### [Work request]
Each entry below should be restated word for word, without any picture it contains.
+++ Entries supplied
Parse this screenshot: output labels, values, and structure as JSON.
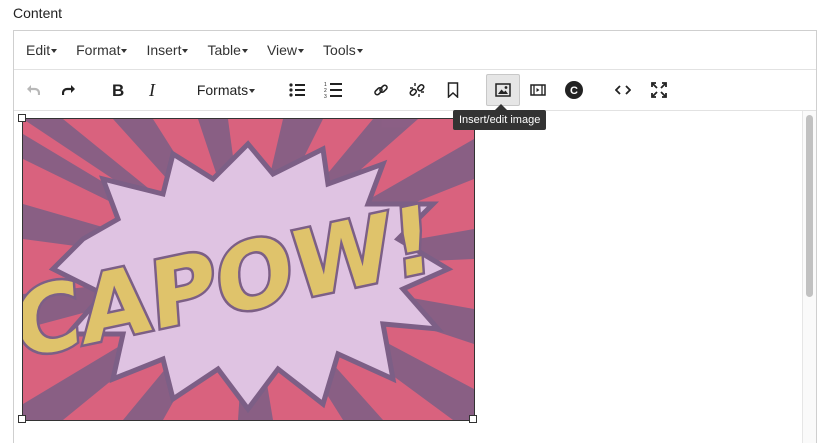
{
  "field": {
    "label": "Content"
  },
  "menubar": {
    "items": [
      {
        "label": "Edit"
      },
      {
        "label": "Format"
      },
      {
        "label": "Insert"
      },
      {
        "label": "Table"
      },
      {
        "label": "View"
      },
      {
        "label": "Tools"
      }
    ]
  },
  "toolbar": {
    "formats_label": "Formats",
    "buttons": [
      {
        "icon": "undo-icon",
        "state": "disabled"
      },
      {
        "icon": "redo-icon"
      },
      {
        "icon": "bold-icon"
      },
      {
        "icon": "italic-icon"
      },
      {
        "icon": "bullet-list-icon"
      },
      {
        "icon": "numbered-list-icon"
      },
      {
        "icon": "link-icon"
      },
      {
        "icon": "unlink-icon"
      },
      {
        "icon": "bookmark-icon"
      },
      {
        "icon": "image-icon",
        "state": "active"
      },
      {
        "icon": "media-icon"
      },
      {
        "icon": "copyright-icon"
      },
      {
        "icon": "code-icon"
      },
      {
        "icon": "fullscreen-icon"
      }
    ]
  },
  "tooltip": {
    "text": "Insert/edit image"
  },
  "content": {
    "image": {
      "text": "CAPOW!",
      "colors": {
        "background": "#d9627e",
        "burst": "#dfc3e2",
        "letters": "#dfc36b",
        "outline": "#7c5f86"
      }
    }
  }
}
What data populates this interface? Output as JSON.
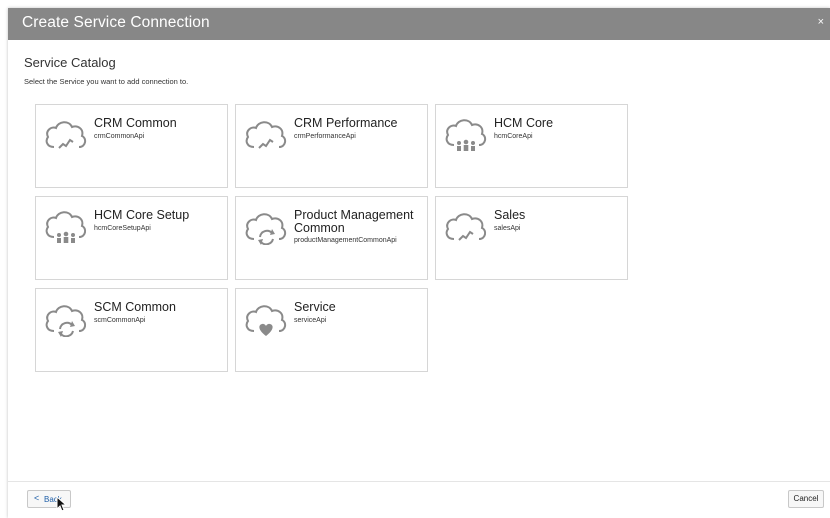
{
  "dialog": {
    "title": "Create Service Connection",
    "close_label": "×"
  },
  "catalog": {
    "title": "Service Catalog",
    "subtitle": "Select the Service you want to add connection to."
  },
  "services": [
    {
      "name": "CRM Common",
      "api": "crmCommonApi",
      "icon": "cloud-chart-icon"
    },
    {
      "name": "CRM Performance",
      "api": "crmPerformanceApi",
      "icon": "cloud-chart-icon"
    },
    {
      "name": "HCM Core",
      "api": "hcmCoreApi",
      "icon": "cloud-people-icon"
    },
    {
      "name": "HCM Core Setup",
      "api": "hcmCoreSetupApi",
      "icon": "cloud-people-icon"
    },
    {
      "name": "Product Management Common",
      "api": "productManagementCommonApi",
      "icon": "cloud-sync-icon"
    },
    {
      "name": "Sales",
      "api": "salesApi",
      "icon": "cloud-chart-icon"
    },
    {
      "name": "SCM Common",
      "api": "scmCommonApi",
      "icon": "cloud-sync-icon"
    },
    {
      "name": "Service",
      "api": "serviceApi",
      "icon": "cloud-heart-icon"
    }
  ],
  "footer": {
    "back_label": "Back",
    "back_chevron": "<",
    "cancel_label": "Cancel"
  },
  "colors": {
    "titlebar": "#878787",
    "card_border": "#d6d6d6",
    "icon_gray": "#8a8a8a",
    "link_blue": "#1f5fa8"
  }
}
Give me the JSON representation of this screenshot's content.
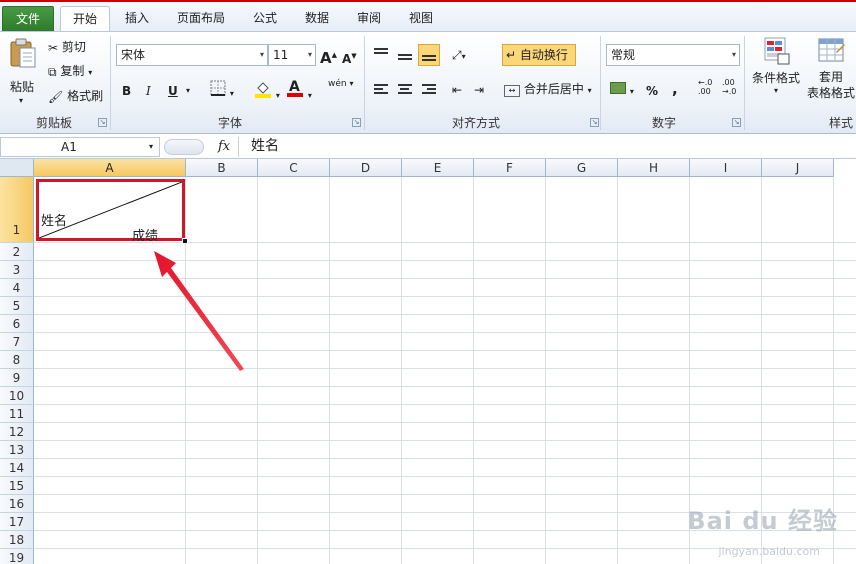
{
  "tabs": {
    "file": "文件",
    "home": "开始",
    "insert": "插入",
    "page_layout": "页面布局",
    "formulas": "公式",
    "data": "数据",
    "review": "审阅",
    "view": "视图"
  },
  "ribbon": {
    "clipboard": {
      "paste": "粘贴",
      "cut": "剪切",
      "copy": "复制",
      "format_painter": "格式刷",
      "title": "剪贴板"
    },
    "font": {
      "font_name": "宋体",
      "font_size": "11",
      "bold": "B",
      "italic": "I",
      "underline": "U",
      "grow": "A",
      "shrink": "A",
      "phonetic": "wén",
      "title": "字体"
    },
    "alignment": {
      "wrap_text": "自动换行",
      "merge_center": "合并后居中",
      "title": "对齐方式"
    },
    "number": {
      "format": "常规",
      "percent": "%",
      "comma": ",",
      "title": "数字"
    },
    "styles": {
      "conditional": "条件格式",
      "table_format_1": "套用",
      "table_format_2": "表格格式",
      "title": "样式"
    }
  },
  "formula_bar": {
    "name_box": "A1",
    "fx": "fx",
    "content": "姓名"
  },
  "sheet": {
    "columns": [
      "A",
      "B",
      "C",
      "D",
      "E",
      "F",
      "G",
      "H",
      "I",
      "J"
    ],
    "rows": [
      "1",
      "2",
      "3",
      "4",
      "5",
      "6",
      "7",
      "8",
      "9",
      "10",
      "11",
      "12",
      "13",
      "14",
      "15",
      "16",
      "17",
      "18",
      "19"
    ],
    "a1_left": "姓名",
    "a1_right": "成绩"
  },
  "watermark": {
    "brand": "Bai du 经验",
    "url": "jingyan.baidu.com"
  },
  "colors": {
    "accent_red": "#d0162b",
    "file_tab_green": "#2c7a2a",
    "selection_header": "#f6c862"
  }
}
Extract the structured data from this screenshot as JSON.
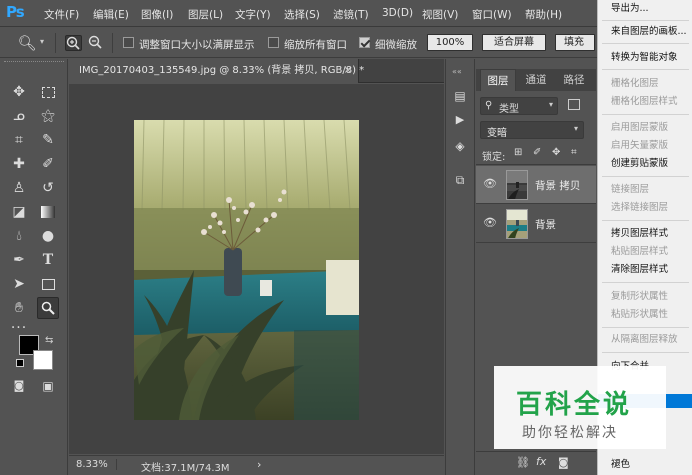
{
  "app": {
    "logo": "Ps"
  },
  "menubar": {
    "items": [
      "文件(F)",
      "编辑(E)",
      "图像(I)",
      "图层(L)",
      "文字(Y)",
      "选择(S)",
      "滤镜(T)",
      "3D(D)",
      "视图(V)",
      "窗口(W)",
      "帮助(H)"
    ]
  },
  "options": {
    "resize_windows": "调整窗口大小以满屏显示",
    "zoom_all": "缩放所有窗口",
    "scrubby_zoom": "细微缩放",
    "zoom_100": "100%",
    "fit_screen": "适合屏幕",
    "fill_screen": "填充"
  },
  "document": {
    "tab_title": "IMG_20170403_135549.jpg @ 8.33% (背景 拷贝, RGB/8) *",
    "close_glyph": "×",
    "zoom": "8.33%",
    "doc_size": "文档:37.1M/74.3M",
    "status_arrow": "›"
  },
  "layers_panel": {
    "tabs": [
      "图层",
      "通道",
      "路径"
    ],
    "filter_kind": "类型",
    "blend_mode": "变暗",
    "lock_label": "锁定:",
    "layers": [
      {
        "name": "背景 拷贝",
        "selected": true
      },
      {
        "name": "背景",
        "selected": false
      }
    ],
    "footer_fx": "fx"
  },
  "context_menu": {
    "items": [
      {
        "label": "导出为...",
        "enabled": true
      },
      {
        "label": "来自图层的画板...",
        "enabled": true
      },
      {
        "label": "转换为智能对象",
        "enabled": true
      },
      {
        "label": "栅格化图层",
        "enabled": false
      },
      {
        "label": "栅格化图层样式",
        "enabled": false
      },
      {
        "label": "启用图层蒙版",
        "enabled": false
      },
      {
        "label": "启用矢量蒙版",
        "enabled": false
      },
      {
        "label": "创建剪贴蒙版",
        "enabled": true
      },
      {
        "label": "链接图层",
        "enabled": false
      },
      {
        "label": "选择链接图层",
        "enabled": false
      },
      {
        "label": "拷贝图层样式",
        "enabled": true
      },
      {
        "label": "粘贴图层样式",
        "enabled": false
      },
      {
        "label": "清除图层样式",
        "enabled": true
      },
      {
        "label": "复制形状属性",
        "enabled": false
      },
      {
        "label": "粘贴形状属性",
        "enabled": false
      },
      {
        "label": "从隔离图层释放",
        "enabled": false
      },
      {
        "label": "向下合并",
        "enabled": true
      },
      {
        "label": "褪色",
        "enabled": true
      }
    ]
  },
  "watermark": {
    "brand": "百科全说",
    "tagline": "助你轻松解决"
  },
  "colors": {
    "accent": "#31a8ff",
    "panel": "#535353",
    "highlight": "#0078d7",
    "watermark_green": "#22a34a"
  }
}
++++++
### [Problem solution]
Parse this screenshot: output labels, values, and structure as JSON.
{
  "field": {
    "label": "Content"
  },
  "menubar": {
    "items": [
      {
        "label": "Edit"
      },
      {
        "label": "Format"
      },
      {
        "label": "Insert"
      },
      {
        "label": "Table"
      },
      {
        "label": "View"
      },
      {
        "label": "Tools"
      }
    ]
  },
  "toolbar": {
    "formats_label": "Formats",
    "buttons": [
      {
        "icon": "undo-icon",
        "state": "disabled"
      },
      {
        "icon": "redo-icon"
      },
      {
        "icon": "bold-icon"
      },
      {
        "icon": "italic-icon"
      },
      {
        "icon": "bullet-list-icon"
      },
      {
        "icon": "numbered-list-icon"
      },
      {
        "icon": "link-icon"
      },
      {
        "icon": "unlink-icon"
      },
      {
        "icon": "bookmark-icon"
      },
      {
        "icon": "image-icon",
        "state": "active"
      },
      {
        "icon": "media-icon"
      },
      {
        "icon": "copyright-icon"
      },
      {
        "icon": "code-icon"
      },
      {
        "icon": "fullscreen-icon"
      }
    ]
  },
  "tooltip": {
    "text": "Insert/edit image"
  },
  "content": {
    "image": {
      "text": "CAPOW!",
      "colors": {
        "background": "#d9627e",
        "burst": "#dfc3e2",
        "letters": "#dfc36b",
        "outline": "#7c5f86"
      }
    }
  }
}
What data populates this interface? Output as JSON.
{
  "dialog": {
    "title": "Create Service Connection",
    "close_label": "×"
  },
  "catalog": {
    "title": "Service Catalog",
    "subtitle": "Select the Service you want to add connection to."
  },
  "services": [
    {
      "name": "CRM Common",
      "api": "crmCommonApi",
      "icon": "cloud-chart-icon"
    },
    {
      "name": "CRM Performance",
      "api": "crmPerformanceApi",
      "icon": "cloud-chart-icon"
    },
    {
      "name": "HCM Core",
      "api": "hcmCoreApi",
      "icon": "cloud-people-icon"
    },
    {
      "name": "HCM Core Setup",
      "api": "hcmCoreSetupApi",
      "icon": "cloud-people-icon"
    },
    {
      "name": "Product Management Common",
      "api": "productManagementCommonApi",
      "icon": "cloud-sync-icon"
    },
    {
      "name": "Sales",
      "api": "salesApi",
      "icon": "cloud-chart-icon"
    },
    {
      "name": "SCM Common",
      "api": "scmCommonApi",
      "icon": "cloud-sync-icon"
    },
    {
      "name": "Service",
      "api": "serviceApi",
      "icon": "cloud-heart-icon"
    }
  ],
  "footer": {
    "back_label": "Back",
    "back_chevron": "<",
    "cancel_label": "Cancel"
  },
  "colors": {
    "titlebar": "#878787",
    "card_border": "#d6d6d6",
    "icon_gray": "#8a8a8a",
    "link_blue": "#1f5fa8"
  }
}
Give me the JSON representation of this screenshot's content.
{
  "tabs": {
    "file": "文件",
    "home": "开始",
    "insert": "插入",
    "page_layout": "页面布局",
    "formulas": "公式",
    "data": "数据",
    "review": "审阅",
    "view": "视图"
  },
  "ribbon": {
    "clipboard": {
      "paste": "粘贴",
      "cut": "剪切",
      "copy": "复制",
      "format_painter": "格式刷",
      "title": "剪贴板"
    },
    "font": {
      "font_name": "宋体",
      "font_size": "11",
      "bold": "B",
      "italic": "I",
      "underline": "U",
      "grow": "A",
      "shrink": "A",
      "phonetic": "wén",
      "title": "字体"
    },
    "alignment": {
      "wrap_text": "自动换行",
      "merge_center": "合并后居中",
      "title": "对齐方式"
    },
    "number": {
      "format": "常规",
      "percent": "%",
      "comma": ",",
      "title": "数字"
    },
    "styles": {
      "conditional": "条件格式",
      "table_format_1": "套用",
      "table_format_2": "表格格式",
      "title": "样式"
    }
  },
  "formula_bar": {
    "name_box": "A1",
    "fx": "fx",
    "content": "姓名"
  },
  "sheet": {
    "columns": [
      "A",
      "B",
      "C",
      "D",
      "E",
      "F",
      "G",
      "H",
      "I",
      "J"
    ],
    "rows": [
      "1",
      "2",
      "3",
      "4",
      "5",
      "6",
      "7",
      "8",
      "9",
      "10",
      "11",
      "12",
      "13",
      "14",
      "15",
      "16",
      "17",
      "18",
      "19"
    ],
    "a1_left": "姓名",
    "a1_right": "成绩"
  },
  "watermark": {
    "brand": "Bai du 经验",
    "url": "jingyan.baidu.com"
  },
  "colors": {
    "accent_red": "#d0162b",
    "file_tab_green": "#2c7a2a",
    "selection_header": "#f6c862"
  }
}
Extract the structured data from this screenshot as JSON.
{
  "app": {
    "logo": "Ps"
  },
  "menubar": {
    "items": [
      "文件(F)",
      "编辑(E)",
      "图像(I)",
      "图层(L)",
      "文字(Y)",
      "选择(S)",
      "滤镜(T)",
      "3D(D)",
      "视图(V)",
      "窗口(W)",
      "帮助(H)"
    ]
  },
  "options": {
    "resize_windows": "调整窗口大小以满屏显示",
    "zoom_all": "缩放所有窗口",
    "scrubby_zoom": "细微缩放",
    "zoom_100": "100%",
    "fit_screen": "适合屏幕",
    "fill_screen": "填充"
  },
  "document": {
    "tab_title": "IMG_20170403_135549.jpg @ 8.33% (背景 拷贝, RGB/8) *",
    "close_glyph": "×",
    "zoom": "8.33%",
    "doc_size": "文档:37.1M/74.3M",
    "status_arrow": "›"
  },
  "layers_panel": {
    "tabs": [
      "图层",
      "通道",
      "路径"
    ],
    "filter_kind": "类型",
    "blend_mode": "变暗",
    "lock_label": "锁定:",
    "layers": [
      {
        "name": "背景 拷贝",
        "selected": true
      },
      {
        "name": "背景",
        "selected": false
      }
    ],
    "footer_fx": "fx"
  },
  "context_menu": {
    "items": [
      {
        "label": "导出为...",
        "enabled": true
      },
      {
        "label": "来自图层的画板...",
        "enabled": true
      },
      {
        "label": "转换为智能对象",
        "enabled": true
      },
      {
        "label": "栅格化图层",
        "enabled": false
      },
      {
        "label": "栅格化图层样式",
        "enabled": false
      },
      {
        "label": "启用图层蒙版",
        "enabled": false
      },
      {
        "label": "启用矢量蒙版",
        "enabled": false
      },
      {
        "label": "创建剪贴蒙版",
        "enabled": true
      },
      {
        "label": "链接图层",
        "enabled": false
      },
      {
        "label": "选择链接图层",
        "enabled": false
      },
      {
        "label": "拷贝图层样式",
        "enabled": true
      },
      {
        "label": "粘贴图层样式",
        "enabled": false
      },
      {
        "label": "清除图层样式",
        "enabled": true
      },
      {
        "label": "复制形状属性",
        "enabled": false
      },
      {
        "label": "粘贴形状属性",
        "enabled": false
      },
      {
        "label": "从隔离图层释放",
        "enabled": false
      },
      {
        "label": "向下合并",
        "enabled": true
      },
      {
        "label": "褪色",
        "enabled": true
      }
    ]
  },
  "watermark": {
    "brand": "百科全说",
    "tagline": "助你轻松解决"
  },
  "colors": {
    "accent": "#31a8ff",
    "panel": "#535353",
    "highlight": "#0078d7",
    "watermark_green": "#22a34a"
  }
}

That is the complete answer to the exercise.